First, aside from Jane Goodall and maybe a few others who go into natural habitats, scientists are conducting their “research” on animals in captivity. Frans de Waal mentioned having a close relationship with a chimpanzee he was studying who recently died in a zoo.  Nice existence, living in a cage and performing tasks for Professor de Meer. Where were the elephants kept that proved to him that elephants have large intellects and human qualities like recognizing themselves in a mirror? By the way, I might ask who cares if an elephant can or cannot recognize himself in a mirror. Leave it to the most egocentric species on the planet to think it is vitally important to know if an elephant can use a mirror just like we can. Aside from the obvious element of coercion, to what end is all this research? There is one really important result: if animals are, as established through all these lab tests, intelligent, social, resourceful and emotional, then how can we justify treating them like objects—putting them in what is a human’s worst nightmare: living in confinement in order to be fattened up for someone’s dinner. That is the stuff of grim  fairy tales of the brothers Grimm.  However, scientists who marvel at the intellect of the nonhuman drop the exercise of reason when it comes to concluding that cruelty to such beings might be wrong. At that point, good old mindless cultural norms do just fine. Here is an example. Dr. de Meer asserts that eating meat is okay because nature is comprised of organisms eating other organisms. Certainly a scientist knows the three categories—animal, vegetable, and mineral—and that the vegetable does not include sentient beings, so that including plants in the discussion is irrelevant. Yes, animals eat plants, and I suggest he do so as well.  As for the fact that animals eat animals, of course only some do and many don’t, and humans thrive without eating flesh. What relevance is there between a lion that must kill to eat to and a human ordering dinner? If such an example of another species does count, then why take our culinary cue from the lion more than the elephant who eats only plants?  Professor de Meer is not alone in not seeing what is right in front of his eyes. Carl Safina spent all that time wondering what animals “think and feel,” yet he can’t think about what they think and feel when they are being confined and slaughtered?  When Dr. Safina’s book came out, I wrote him to ask if his familiarity with animals had caused him to think twice about eating them.  Although he professed to not be a big fan of flesh, he also had not formed any connection between the rich natural lives of animals and our depriving them of that life.

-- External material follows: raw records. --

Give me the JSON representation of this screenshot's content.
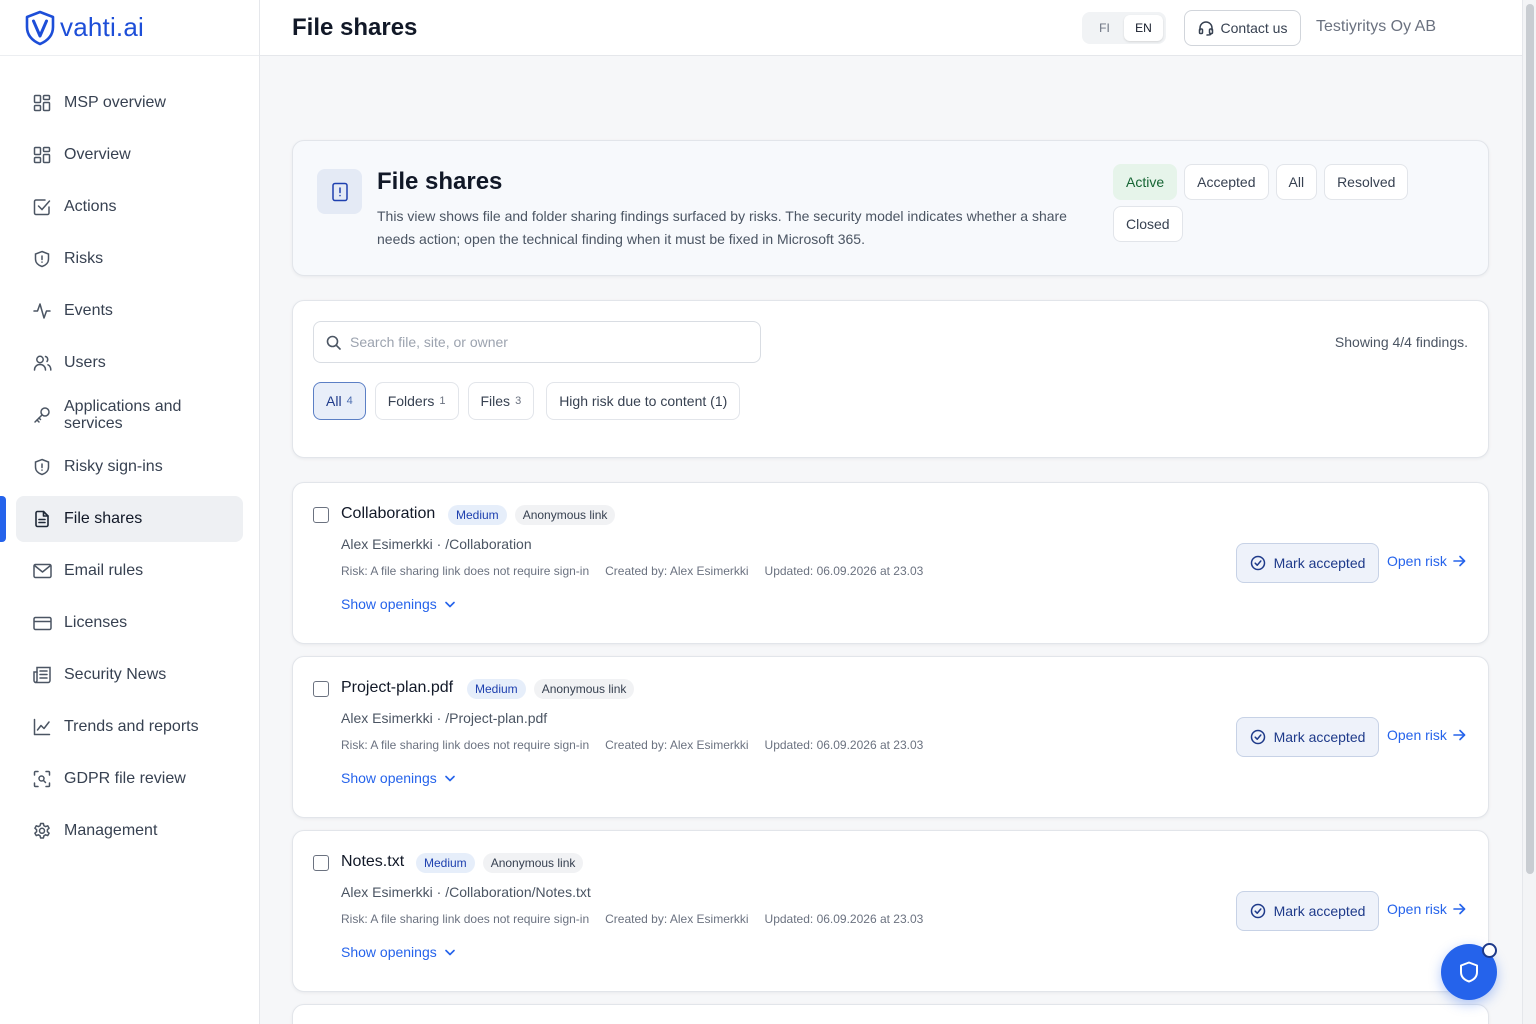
{
  "brand": {
    "name": "vahti.ai",
    "accent": "#2563eb"
  },
  "sidebar": {
    "items": [
      {
        "label": "MSP overview",
        "icon": "grid-icon"
      },
      {
        "label": "Overview",
        "icon": "grid-icon"
      },
      {
        "label": "Actions",
        "icon": "checkbox-icon"
      },
      {
        "label": "Risks",
        "icon": "shield-alert-icon"
      },
      {
        "label": "Events",
        "icon": "activity-icon"
      },
      {
        "label": "Users",
        "icon": "users-icon"
      },
      {
        "label": "Applications and services",
        "icon": "key-icon"
      },
      {
        "label": "Risky sign-ins",
        "icon": "shield-alert-icon"
      },
      {
        "label": "File shares",
        "icon": "file-icon",
        "active": true
      },
      {
        "label": "Email rules",
        "icon": "mail-icon"
      },
      {
        "label": "Licenses",
        "icon": "card-icon"
      },
      {
        "label": "Security News",
        "icon": "newspaper-icon"
      },
      {
        "label": "Trends and reports",
        "icon": "chart-icon"
      },
      {
        "label": "GDPR file review",
        "icon": "scan-icon"
      },
      {
        "label": "Management",
        "icon": "gear-icon"
      }
    ]
  },
  "header": {
    "title": "File shares",
    "lang": {
      "fi": "FI",
      "en": "EN",
      "selected": "EN"
    },
    "contact_label": "Contact us",
    "org_name": "Testiyritys Oy AB"
  },
  "hero": {
    "title": "File shares",
    "description": "This view shows file and folder sharing findings surfaced by risks. The security model indicates whether a share needs action; open the technical finding when it must be fixed in Microsoft 365.",
    "status_tabs": [
      "Active",
      "Accepted",
      "All",
      "Resolved",
      "Closed"
    ],
    "selected_status": "Active"
  },
  "filters": {
    "search_placeholder": "Search file, site, or owner",
    "search_value": "",
    "showing": "Showing 4/4 findings.",
    "types": [
      {
        "label": "All",
        "count": "4",
        "selected": true
      },
      {
        "label": "Folders",
        "count": "1"
      },
      {
        "label": "Files",
        "count": "3"
      },
      {
        "label": "High risk due to content (1)",
        "count": ""
      }
    ]
  },
  "findings": [
    {
      "name": "Collaboration",
      "severity": "Medium",
      "type": "Anonymous link",
      "owner_path": "Alex Esimerkki · /Collaboration",
      "risk": "Risk: A file sharing link does not require sign-in",
      "created_by": "Created by: Alex Esimerkki",
      "updated": "Updated: 06.09.2026 at 23.03",
      "show_openings": "Show openings",
      "accept_label": "Mark accepted",
      "open_label": "Open risk"
    },
    {
      "name": "Project-plan.pdf",
      "severity": "Medium",
      "type": "Anonymous link",
      "owner_path": "Alex Esimerkki · /Project-plan.pdf",
      "risk": "Risk: A file sharing link does not require sign-in",
      "created_by": "Created by: Alex Esimerkki",
      "updated": "Updated: 06.09.2026 at 23.03",
      "show_openings": "Show openings",
      "accept_label": "Mark accepted",
      "open_label": "Open risk"
    },
    {
      "name": "Notes.txt",
      "severity": "Medium",
      "type": "Anonymous link",
      "owner_path": "Alex Esimerkki · /Collaboration/Notes.txt",
      "risk": "Risk: A file sharing link does not require sign-in",
      "created_by": "Created by: Alex Esimerkki",
      "updated": "Updated: 06.09.2026 at 23.03",
      "show_openings": "Show openings",
      "accept_label": "Mark accepted",
      "open_label": "Open risk"
    }
  ]
}
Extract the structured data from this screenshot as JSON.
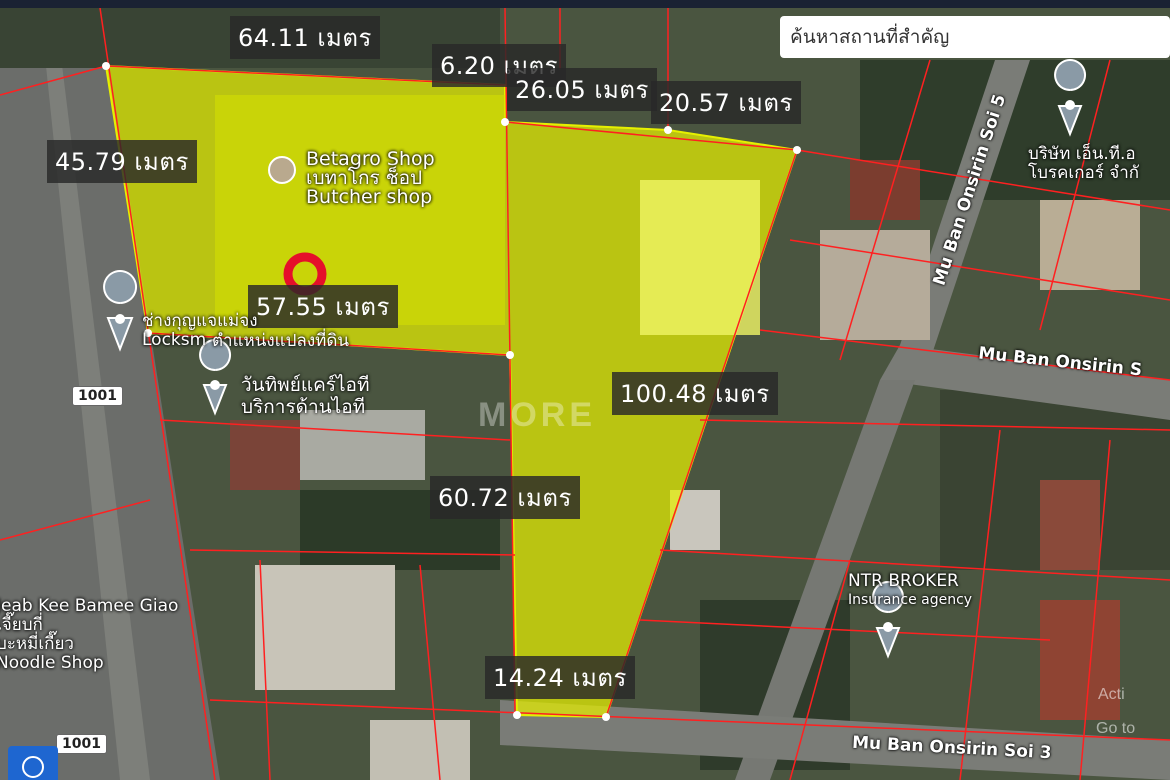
{
  "search": {
    "placeholder": "ค้นหาสถานที่สำคัญ"
  },
  "measurements": {
    "m1": "64.11 เมตร",
    "m2": "6.20 เมตร",
    "m3": "26.05 เมตร",
    "m4": "20.57 เมตร",
    "m5": "45.79 เมตร",
    "m6": "57.55 เมตร",
    "m7": "100.48 เมตร",
    "m8": "60.72 เมตร",
    "m9": "14.24 เมตร"
  },
  "pois": {
    "betagro_1": "Betagro Shop",
    "betagro_2": "เบทาโกร ช็อป",
    "betagro_3": "Butcher shop",
    "lock_1": "ช่างกุญแจแม่จง",
    "lock_2": "Locksm",
    "parcel": "ตำแหน่งแปลงที่ดิน",
    "wan_1": "วันทิพย์แคร์ไอที",
    "wan_2": "บริการด้านไอที",
    "ntr_1": "NTR BROKER",
    "ntr_2": "Insurance agency",
    "noodle_1": "Jeab Kee Bamee Giao",
    "noodle_2": "เจี๊ยบกี่",
    "noodle_3": "บะหมี่เกี๊ยว",
    "noodle_4": "Noodle Shop",
    "company_1": "บริษัท เอ็น.ที.อ",
    "company_2": "โบรคเกอร์ จำกั"
  },
  "roads": {
    "onsirin": "Mu Ban Onsirin S",
    "soi5": "Mu Ban Onsirin Soi 5",
    "soi3": "Mu Ban Onsirin Soi 3",
    "route_top": "1001",
    "route_bottom": "1001"
  },
  "watermark": "MORE",
  "corner_text": {
    "active": "Acti",
    "go": "Go to"
  },
  "colors": {
    "parcel_fill": "#e6f000",
    "boundary": "#e11",
    "marker": "#e5102a"
  }
}
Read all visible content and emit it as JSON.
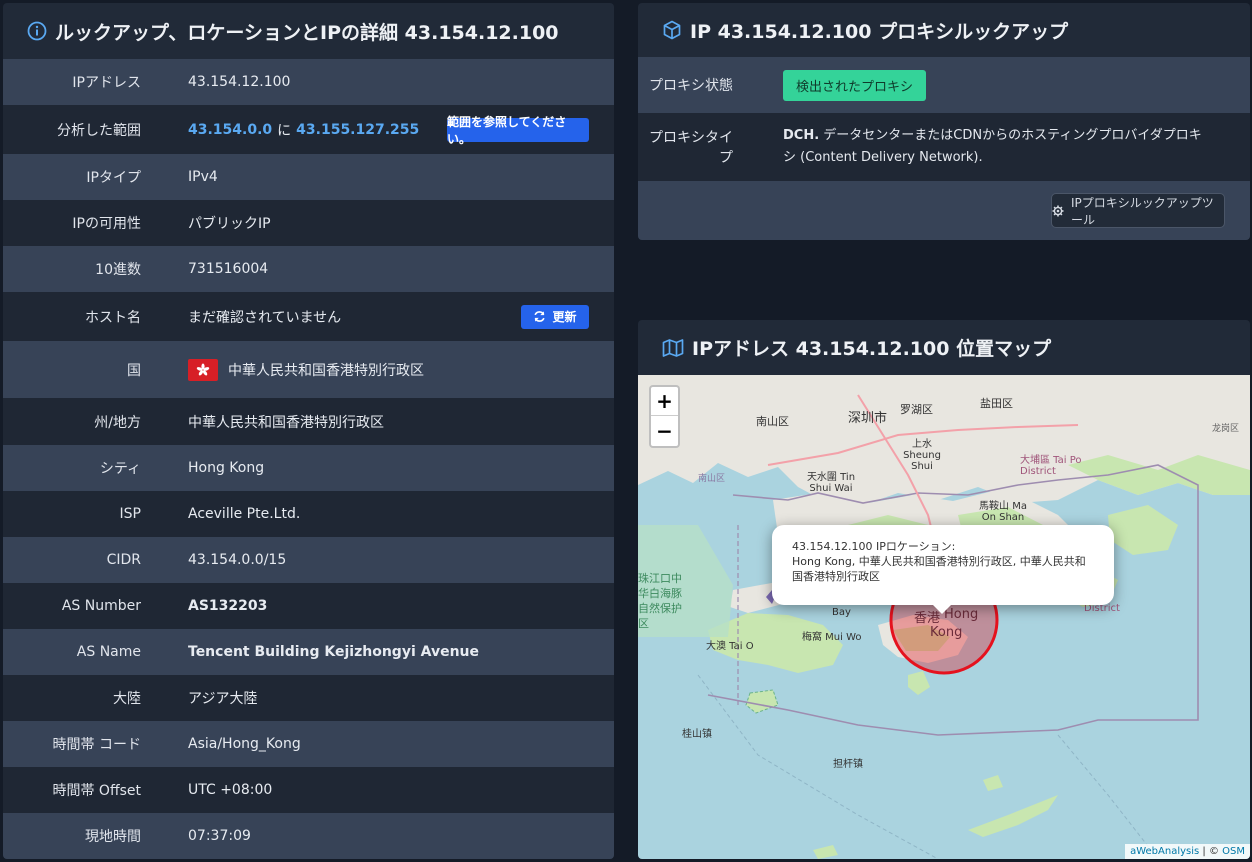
{
  "details": {
    "title": "ルックアップ、ロケーションとIPの詳細 43.154.12.100",
    "rows": [
      {
        "label": "IPアドレス",
        "value": "43.154.12.100"
      },
      {
        "label": "分析した範囲",
        "range_start": "43.154.0.0",
        "range_mid": "に",
        "range_end": "43.155.127.255",
        "button": "範囲を参照してください。"
      },
      {
        "label": "IPタイプ",
        "value": "IPv4"
      },
      {
        "label": "IPの可用性",
        "value": "パブリックIP"
      },
      {
        "label": "10進数",
        "value": "731516004"
      },
      {
        "label": "ホスト名",
        "value": "まだ確認されていません",
        "button": "更新"
      },
      {
        "label": "国",
        "value": "中華人民共和国香港特別行政区"
      },
      {
        "label": "州/地方",
        "value": "中華人民共和国香港特別行政区"
      },
      {
        "label": "シティ",
        "value": "Hong Kong"
      },
      {
        "label": "ISP",
        "value": "Aceville Pte.Ltd."
      },
      {
        "label": "CIDR",
        "value": "43.154.0.0/15"
      },
      {
        "label": "AS Number",
        "value": "AS132203"
      },
      {
        "label": "AS Name",
        "value": "Tencent Building Kejizhongyi Avenue"
      },
      {
        "label": "大陸",
        "value": "アジア大陸"
      },
      {
        "label": "時間帯 コード",
        "value": "Asia/Hong_Kong"
      },
      {
        "label": "時間帯 Offset",
        "value": "UTC +08:00"
      },
      {
        "label": "現地時間",
        "value": "07:37:09"
      }
    ]
  },
  "proxy": {
    "title": "IP 43.154.12.100 プロキシルックアップ",
    "status_label": "プロキシ状態",
    "status_value": "検出されたプロキシ",
    "type_label": "プロキシタイプ",
    "type_bold": "DCH.",
    "type_text": " データセンターまたはCDNからのホスティングプロバイダプロキシ (Content Delivery Network).",
    "tool_button": "IPプロキシルックアップツール"
  },
  "map": {
    "title": "IPアドレス 43.154.12.100 位置マップ",
    "zoom_in": "+",
    "zoom_out": "−",
    "popup_line1": "43.154.12.100 IPロケーション:",
    "popup_line2": "Hong Kong, 中華人民共和国香港特別行政区, 中華人民共和国香港特別行政区",
    "attribution_site": "aWebAnalysis",
    "attribution_sep": " | © ",
    "attribution_osm": "OSM",
    "labels": {
      "nanshan": "南山区",
      "shenzhen": "深圳市",
      "luohu": "罗湖区",
      "yantian": "盐田区",
      "longgang": "龙岗区",
      "sheung_shui": "上水 Sheung Shui",
      "tai_po": "大埔區 Tai Po District",
      "tin_shui_wai": "天水圍 Tin Shui Wai",
      "ma_on_shan": "馬鞍山 Ma On Shan",
      "nanshan_district": "南山区",
      "zhujiangkou": "珠江口中华白海豚自然保护区",
      "tai_o": "大澳 Tai O",
      "mui_wo": "梅窩 Mui Wo",
      "bay": "Bay",
      "hk_zh": "香港",
      "hk_en": "Hong Kong",
      "district": "District",
      "guishan": "桂山镇",
      "dangan": "担杆镇"
    }
  },
  "colors": {
    "panel": "#212a38",
    "row_odd": "#374357",
    "row_even": "#1f2734",
    "link": "#5aa9f2",
    "button_blue": "#2563eb",
    "badge_green": "#34d399",
    "water": "#aad3df",
    "land": "#e8e6e0",
    "park": "#c8e6b0",
    "circle": "#e5121e"
  }
}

None of this research is at all necessary. Who could really be around animals and not see that they have their own interests and live social lives; most importnalty, intellect aside, whether they enjoy mirrors or finding grapes under cups in the lab, they all suffer. Any kind of instinctive compassion and the most fundamental notion of morality get you exactly to the right conclusion—we are all animals. There are distinctions among the species, but so what.  If we have any “special” gift it is, as Seneca says, the ability to reason, which I wish we would not abdicate so readily in the face of culture and error.